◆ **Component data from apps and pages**
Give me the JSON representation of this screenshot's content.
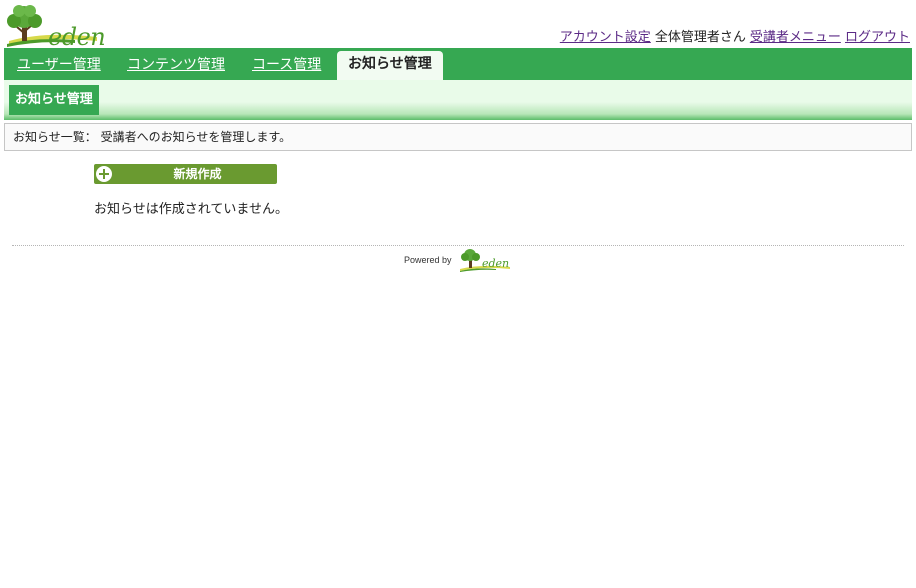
{
  "brand": {
    "name": "eden"
  },
  "header": {
    "links": {
      "account_settings": "アカウント設定",
      "user_name": "全体管理者さん",
      "learner_menu": "受講者メニュー",
      "logout": "ログアウト"
    }
  },
  "nav": {
    "tabs": [
      {
        "label": "ユーザー管理",
        "active": false
      },
      {
        "label": "コンテンツ管理",
        "active": false
      },
      {
        "label": "コース管理",
        "active": false
      },
      {
        "label": "お知らせ管理",
        "active": true
      }
    ]
  },
  "subnav": {
    "current": "お知らせ管理"
  },
  "description": "お知らせ一覧： 受講者へのお知らせを管理します。",
  "main": {
    "new_button_label": "新規作成",
    "empty_message": "お知らせは作成されていません。"
  },
  "footer": {
    "powered_by": "Powered by",
    "brand": "eden"
  },
  "colors": {
    "primary_green": "#36a852",
    "button_green": "#6a9a30",
    "logo_green": "#4c9a2a",
    "link_purple": "#5b2a86"
  }
}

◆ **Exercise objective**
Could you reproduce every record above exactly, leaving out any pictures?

◆ **Your response**
Give me the JSON representation of this screenshot's content.
{
  "brand": {
    "name": "eden"
  },
  "header": {
    "links": {
      "account_settings": "アカウント設定",
      "user_name": "全体管理者さん",
      "learner_menu": "受講者メニュー",
      "logout": "ログアウト"
    }
  },
  "nav": {
    "tabs": [
      {
        "label": "ユーザー管理",
        "active": false
      },
      {
        "label": "コンテンツ管理",
        "active": false
      },
      {
        "label": "コース管理",
        "active": false
      },
      {
        "label": "お知らせ管理",
        "active": true
      }
    ]
  },
  "subnav": {
    "current": "お知らせ管理"
  },
  "description": "お知らせ一覧： 受講者へのお知らせを管理します。",
  "main": {
    "new_button_label": "新規作成",
    "empty_message": "お知らせは作成されていません。"
  },
  "footer": {
    "powered_by": "Powered by",
    "brand": "eden"
  },
  "colors": {
    "primary_green": "#36a852",
    "button_green": "#6a9a30",
    "logo_green": "#4c9a2a",
    "link_purple": "#5b2a86"
  }
}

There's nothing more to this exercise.